Reflecting the political and social upheaval of the times, Stanford Law became more diverse and its student activities more varied in the 1960s and ‘70s.
In 1965, the law school admitted its first black student, Sallyanne Payton ’68. The same year, then-dean Bayless Manning created a new staff position focused on diversity and appointed Thelton Henderson to be the first assistant dean in charge of minority admissions. Now a senior judge of the U.S. District Court for the Northern District of California, Henderson developed an innovative recruitment strategy and pioneered Stanford Law’s efforts to diversify its student body. Under his leadership, minority enrollment increased from a single student to 20 percent of the student body. Today, Stanford Law enrolls—and counts among its graduates—a higher percentage of minority students than any of its peer schools.
Reflecting changes in the student body, student organizations grew to include the Environmental Law Society, the Stanford Chicano Law Student Association, the Women of Stanford Law and the Stanford Public Interest Law Foundation. In 1966, the law school began its first joint degree program, with the Stanford Graduate School of Business. In 1972, the first woman professor, Barbara Babcock, and the first black professor, William Gould, joined the law school faculty. Also in the 1970s, the law school built and moved into its current home, Crown Quadrangle. President Gerald Ford, speaking at the 1975 dedication ceremony, extolled Stanford’s foundation as a “solid triad of law, learning and liberty.”
|BUILDING ON A FOUNDATION OF FIRSTS|
During the 1980s and ‘90s, Stanford Law consolidated its position as one of the nation’s top law schools. Highlights of this era include the launch of model programs in environmental law, business, intellectual property, and international law. Recognizing the necessity of experiential learning, the law school has developed a state–of–the art clinical program offering students closely supervised, pedagogically driven opportunities to work with actual clients. The first of these clinics was the East Palo Alto Community Law Project, organized by a group of Stanford Law students, which opened its doors in 1984.
In the 21st century, the law school has deepened its commitment to interdisciplinary education, working with graduate schools throughout the university to develop cooperative learning opportunities and joint degree programs. Students can now choose from 25 formal degrees in fields ranging from economics and public policy to bioengineering.

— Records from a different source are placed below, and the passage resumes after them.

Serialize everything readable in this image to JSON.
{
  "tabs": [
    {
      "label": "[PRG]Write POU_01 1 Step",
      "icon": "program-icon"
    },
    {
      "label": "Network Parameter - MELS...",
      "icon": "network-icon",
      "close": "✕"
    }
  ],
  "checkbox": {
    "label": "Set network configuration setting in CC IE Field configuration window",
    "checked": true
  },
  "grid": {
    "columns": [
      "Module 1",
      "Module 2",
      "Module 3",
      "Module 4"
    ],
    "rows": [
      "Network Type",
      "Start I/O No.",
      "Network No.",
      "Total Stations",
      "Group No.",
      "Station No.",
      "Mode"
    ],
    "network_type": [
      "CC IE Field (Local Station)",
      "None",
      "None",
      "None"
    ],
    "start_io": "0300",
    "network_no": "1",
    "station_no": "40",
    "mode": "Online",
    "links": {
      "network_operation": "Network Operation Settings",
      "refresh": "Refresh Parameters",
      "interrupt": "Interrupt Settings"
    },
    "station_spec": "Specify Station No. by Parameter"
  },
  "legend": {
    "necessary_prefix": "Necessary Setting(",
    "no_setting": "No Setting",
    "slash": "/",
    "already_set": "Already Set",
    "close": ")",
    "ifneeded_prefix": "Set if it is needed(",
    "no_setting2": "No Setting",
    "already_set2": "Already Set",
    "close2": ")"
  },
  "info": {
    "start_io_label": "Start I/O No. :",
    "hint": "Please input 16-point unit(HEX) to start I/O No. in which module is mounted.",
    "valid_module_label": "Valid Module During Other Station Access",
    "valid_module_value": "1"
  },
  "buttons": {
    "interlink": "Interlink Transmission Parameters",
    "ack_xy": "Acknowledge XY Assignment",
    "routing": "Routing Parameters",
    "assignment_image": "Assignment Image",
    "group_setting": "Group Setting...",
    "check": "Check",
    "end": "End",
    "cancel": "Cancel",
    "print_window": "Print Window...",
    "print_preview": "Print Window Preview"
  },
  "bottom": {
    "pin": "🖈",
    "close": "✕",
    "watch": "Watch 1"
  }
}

|EVOLVING AND LEADING|
Many things have changed since Stanford Law’s founding in 1893. Originally, drawn mainly from California, today students come from every region of the United States and every corner of the world. In 1893, admission was not competitive. Today, Stanford receives an average of 3,800 applicants for 180 seats. In 1893, the school offered only a handful of courses. Today, students can choose from nearly 280 courses through the law school alone, with hundreds more available in other parts of the university — and the possibility for students to initiate new courses.
Despite these advances, Stanford Law’s basic mission has not changed since Nathan Abbott’s day: We remain dedicated to upholding the highest standards of excellence in legal scholarship; to equipping lawyers — diligently, imaginatively, honorably — to serve clients and their communities; to leading our profession; and to collaborating as we work to address the challenges of our nation and our world.
About the Ralston Prize
Jackson H. Ralston was a distinguished international lawyer in the United States who died in 1945. His widow, Opal Ralston, first created a trust in 1972 as part of her own estate to establish the Jackson H. Ralston Prize in his memory and, in 2007, the Ralston Prize Fund was generously enhanced with an additional gift provided by Mr. Ralston’s great-nephew, Ira Randall, and his wife, Winona. The purpose of this prize is to advance the goals and honor the accomplishments of Jackson H. Ralston as evidenced by his activities in international relations from 1899 through 1945.learn more